> _WHAT YOU SHOULD DO_:
Within the lines below, find those that hold the string "icon" and copy each one.

[INPUT MATERIAL — start]

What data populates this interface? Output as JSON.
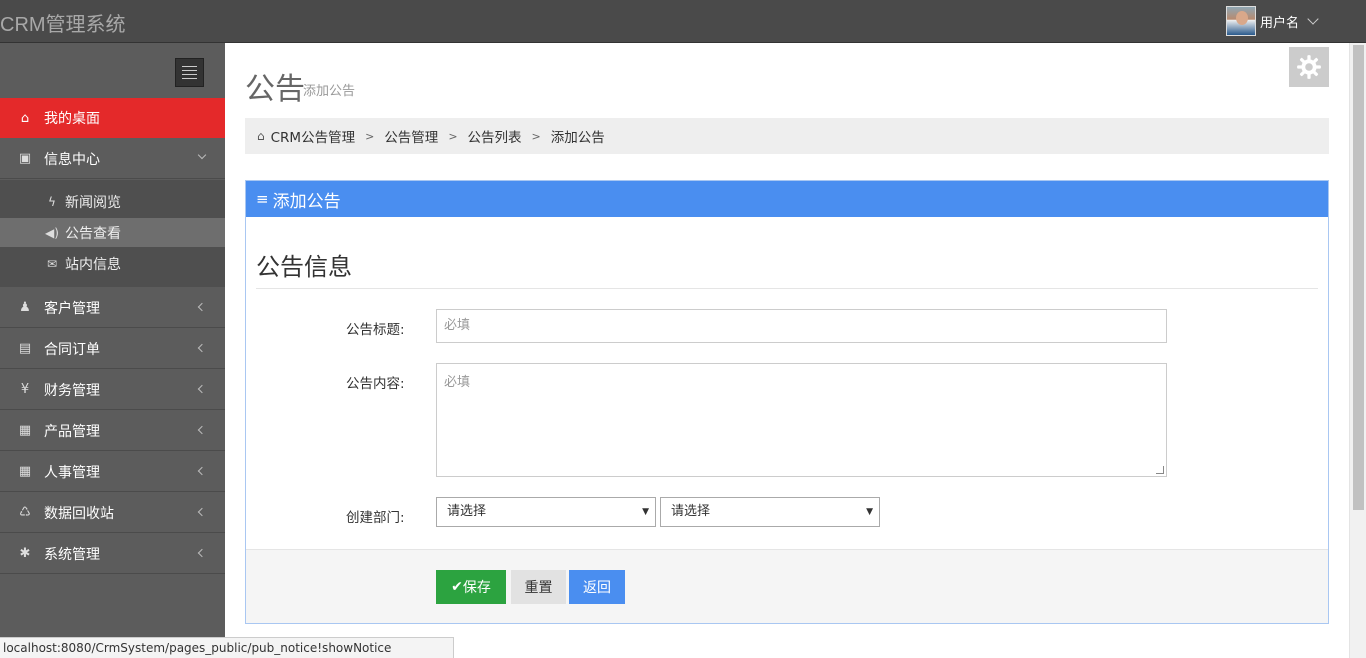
{
  "app": {
    "brand": "CRM管理系统",
    "username": "用户名"
  },
  "sidebar": {
    "items": [
      {
        "label": "我的桌面",
        "icon": "home-icon",
        "glyph": "⌂"
      },
      {
        "label": "信息中心",
        "icon": "info-center-icon",
        "glyph": "▣"
      },
      {
        "label": "客户管理",
        "icon": "person-icon",
        "glyph": "♟"
      },
      {
        "label": "合同订单",
        "icon": "book-icon",
        "glyph": "▤"
      },
      {
        "label": "财务管理",
        "icon": "yen-icon",
        "glyph": "¥"
      },
      {
        "label": "产品管理",
        "icon": "table-icon",
        "glyph": "▦"
      },
      {
        "label": "人事管理",
        "icon": "table-icon",
        "glyph": "▦"
      },
      {
        "label": "数据回收站",
        "icon": "trash-icon",
        "glyph": "♺"
      },
      {
        "label": "系统管理",
        "icon": "gear-icon",
        "glyph": "✱"
      }
    ],
    "subitems": [
      {
        "label": "新闻阅览",
        "icon": "bolt-icon",
        "glyph": "ϟ"
      },
      {
        "label": "公告查看",
        "icon": "volume-icon",
        "glyph": "◀)"
      },
      {
        "label": "站内信息",
        "icon": "envelope-icon",
        "glyph": "✉"
      }
    ]
  },
  "page": {
    "title": "公告",
    "subtitle": "添加公告"
  },
  "breadcrumb": [
    "CRM公告管理",
    "公告管理",
    "公告列表",
    "添加公告"
  ],
  "panel": {
    "header": "添加公告",
    "section_title": "公告信息",
    "title_label": "公告标题:",
    "title_placeholder": "必填",
    "content_label": "公告内容:",
    "content_placeholder": "必填",
    "dept_label": "创建部门:",
    "select1": "请选择",
    "select2": "请选择",
    "save": "保存",
    "reset": "重置",
    "back": "返回"
  },
  "status_url": "localhost:8080/CrmSystem/pages_public/pub_notice!showNotice",
  "colors": {
    "active_nav": "#e4292a",
    "primary": "#4a8ef0",
    "success": "#2ca340",
    "sidebar": "#5c5c5c",
    "topbar": "#4a4a4a"
  }
}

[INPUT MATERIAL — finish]

> _RESULT OF THIS TASK_:
        "icon": "home-icon",
        "icon": "info-center-icon",
        "icon": "person-icon",
        "icon": "book-icon",
        "icon": "yen-icon",
        "icon": "table-icon",
        "icon": "table-icon",
        "icon": "trash-icon",
        "icon": "gear-icon",
        "icon": "bolt-icon",
        "icon": "volume-icon",
        "icon": "envelope-icon",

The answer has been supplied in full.